We’re taught that in order to be a good person, we should “do unto others as we would have them do unto us.” Don’t get me wrong – being a good person is a worthy goal. However, following the Golden Rule can make you an ineffective (and eventually unemployed) fundraiser.
Why? Because we are not our donors. We can’t assume that what we like is what a donor wants.
Our donors come in many different flavors, with their own distinct motivations and identities. And they don’t think like professional fundraisers…they think like themselves.
I’ve sat in far too many meetings lately where I’ve heard, “Let’s create a campaign around [X]. That’s what would motivate me.” Stop. Right. There.
First of all, what you like or dislike is not a strategy. It’s a lazy way out of doing the hard work of making decisions based on actual data.
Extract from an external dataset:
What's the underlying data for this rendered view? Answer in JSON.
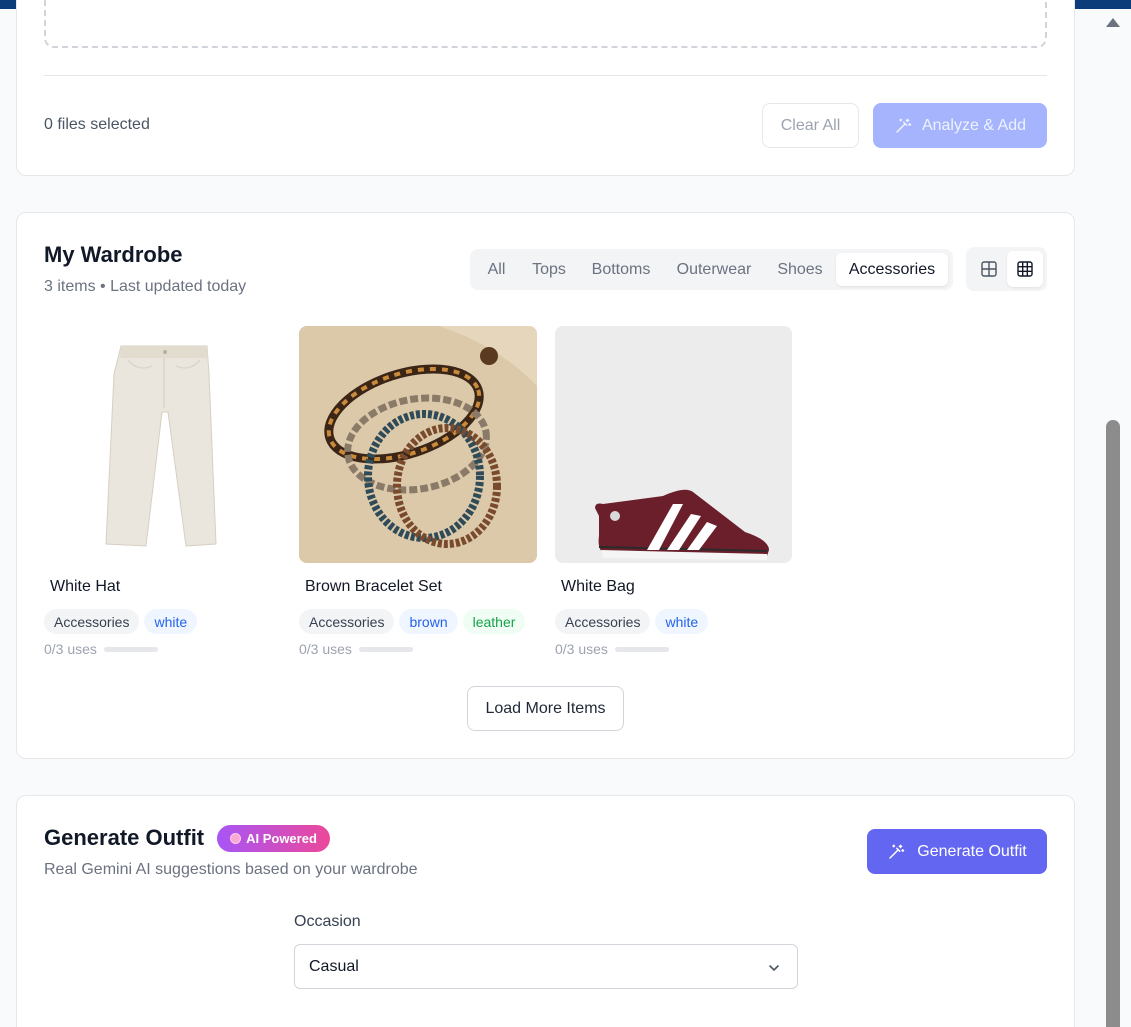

Feel free to start with a hunch, but take the time to test and verify it.
This has become a mantra of mine that my colleagues have heard countless times now: I am a data point of one. And in the world of statistical significance, a singular data point is not enough on which to build a successful fundraising campaign.
Perhaps our nonprofits would be better if we adopted the Fundraising Platinum Rule – suggested by Tony Alessandra and then Michael Rosen – which is more donor-centered: Know thy donor through data and treat them how they want to be treated.